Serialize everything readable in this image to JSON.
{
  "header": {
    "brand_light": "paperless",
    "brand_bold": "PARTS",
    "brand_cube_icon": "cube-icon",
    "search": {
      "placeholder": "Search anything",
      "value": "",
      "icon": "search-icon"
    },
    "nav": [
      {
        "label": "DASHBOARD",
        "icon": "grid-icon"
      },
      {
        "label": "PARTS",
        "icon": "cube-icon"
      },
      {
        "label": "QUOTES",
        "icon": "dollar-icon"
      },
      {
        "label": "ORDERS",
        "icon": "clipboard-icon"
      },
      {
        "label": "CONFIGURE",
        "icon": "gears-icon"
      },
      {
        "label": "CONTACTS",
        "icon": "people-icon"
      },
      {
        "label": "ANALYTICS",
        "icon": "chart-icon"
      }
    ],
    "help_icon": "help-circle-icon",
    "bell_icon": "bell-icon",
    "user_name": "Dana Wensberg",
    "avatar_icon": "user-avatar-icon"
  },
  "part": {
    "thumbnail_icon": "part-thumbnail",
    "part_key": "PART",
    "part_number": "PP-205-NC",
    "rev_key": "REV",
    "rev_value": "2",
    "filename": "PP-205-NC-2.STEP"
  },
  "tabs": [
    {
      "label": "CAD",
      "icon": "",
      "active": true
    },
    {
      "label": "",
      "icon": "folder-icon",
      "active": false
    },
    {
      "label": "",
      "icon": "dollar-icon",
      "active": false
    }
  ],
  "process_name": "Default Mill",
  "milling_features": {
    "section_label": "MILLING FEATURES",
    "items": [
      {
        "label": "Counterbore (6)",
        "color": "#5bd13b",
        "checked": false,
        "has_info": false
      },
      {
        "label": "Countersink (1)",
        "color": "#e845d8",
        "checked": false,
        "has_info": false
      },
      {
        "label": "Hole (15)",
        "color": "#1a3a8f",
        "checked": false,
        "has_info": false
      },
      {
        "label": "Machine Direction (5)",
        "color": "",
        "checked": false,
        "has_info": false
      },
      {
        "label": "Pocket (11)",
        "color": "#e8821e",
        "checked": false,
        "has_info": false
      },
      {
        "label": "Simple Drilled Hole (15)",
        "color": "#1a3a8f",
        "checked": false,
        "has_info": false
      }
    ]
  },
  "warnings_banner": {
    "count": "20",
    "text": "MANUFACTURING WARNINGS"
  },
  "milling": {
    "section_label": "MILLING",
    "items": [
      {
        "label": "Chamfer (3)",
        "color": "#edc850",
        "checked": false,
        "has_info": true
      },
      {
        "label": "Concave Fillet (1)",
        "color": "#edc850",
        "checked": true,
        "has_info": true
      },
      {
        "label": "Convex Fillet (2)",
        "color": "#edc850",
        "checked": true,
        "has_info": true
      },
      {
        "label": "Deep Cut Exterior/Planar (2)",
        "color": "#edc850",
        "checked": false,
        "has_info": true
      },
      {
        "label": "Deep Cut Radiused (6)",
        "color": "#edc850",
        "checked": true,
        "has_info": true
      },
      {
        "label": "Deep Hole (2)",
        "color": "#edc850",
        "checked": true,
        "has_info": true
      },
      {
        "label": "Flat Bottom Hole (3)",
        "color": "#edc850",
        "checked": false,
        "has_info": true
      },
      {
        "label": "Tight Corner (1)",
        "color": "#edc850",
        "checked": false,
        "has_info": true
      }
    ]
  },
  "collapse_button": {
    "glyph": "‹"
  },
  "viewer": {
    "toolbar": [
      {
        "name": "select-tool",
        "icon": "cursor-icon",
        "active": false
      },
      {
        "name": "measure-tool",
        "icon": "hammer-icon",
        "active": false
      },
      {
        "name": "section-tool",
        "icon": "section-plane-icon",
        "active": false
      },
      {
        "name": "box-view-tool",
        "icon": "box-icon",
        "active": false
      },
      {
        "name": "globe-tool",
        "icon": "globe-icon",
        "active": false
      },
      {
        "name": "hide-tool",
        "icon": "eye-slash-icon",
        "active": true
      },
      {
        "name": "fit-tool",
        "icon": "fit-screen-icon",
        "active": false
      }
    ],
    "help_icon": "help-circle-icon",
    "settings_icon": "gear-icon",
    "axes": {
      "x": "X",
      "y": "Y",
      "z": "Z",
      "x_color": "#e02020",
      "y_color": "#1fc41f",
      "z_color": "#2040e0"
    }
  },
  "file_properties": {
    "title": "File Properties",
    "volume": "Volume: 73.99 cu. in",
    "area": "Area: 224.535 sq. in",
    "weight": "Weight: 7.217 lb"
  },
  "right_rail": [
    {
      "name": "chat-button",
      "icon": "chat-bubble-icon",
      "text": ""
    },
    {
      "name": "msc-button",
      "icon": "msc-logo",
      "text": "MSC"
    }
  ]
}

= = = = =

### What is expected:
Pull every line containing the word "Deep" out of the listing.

### Final answer:
        "label": "Deep Cut Exterior/Planar (2)",
        "label": "Deep Cut Radiused (6)",
        "label": "Deep Hole (2)",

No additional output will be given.